July 03, 2024 | E&E News | 1 minute read

In a recent string of decisions, the US Supreme Court has arguably limited the ability of the Environmental Protection Agency to curb carbon emissions and climate change.

Bracewell partner Jeff Holmstead, who led the EPA’s air office under President George W. Bush, tells E&E News that the Supreme Court is not operating in a vacuum.

There’s no doubt the court has expressed skepticism about agency power and authority — or claims off authority,” said Holmstead. “But I think part of the reason for that is in recent years, EPA has been much more aggressive than it has been in the past.”

The court will continue to take up challenges to environmental regulations during its next term, including a Utah case that centers on the National Environmental Policy Act (NEPA).

According to Holmstead, the Supreme Court’s ruling in this case could speed up NEPA reviews for oil and gas projects and hasten the process for renewable energy development. The court could use the NEPA battle as an opportunity to prompt Congress to take action, rather than leaving decision-making to federal agencies.
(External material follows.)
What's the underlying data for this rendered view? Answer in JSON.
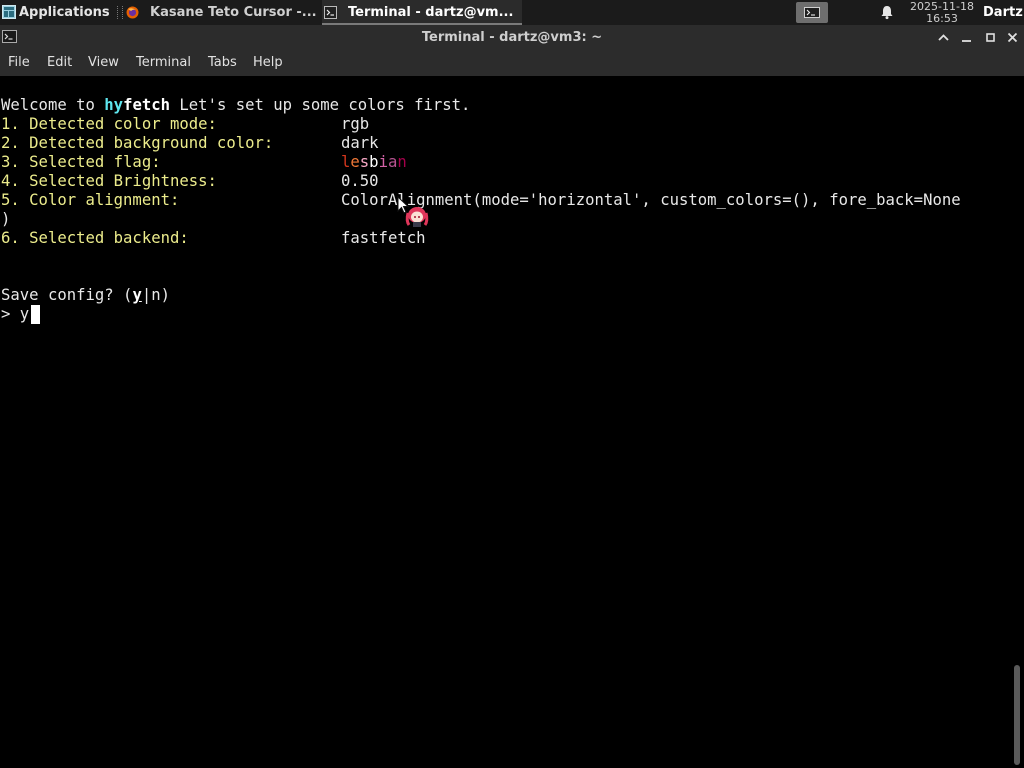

“That would mean the environmental community wouldn’t get everything it wants, but it means they would get durable laws,” said Holmstead.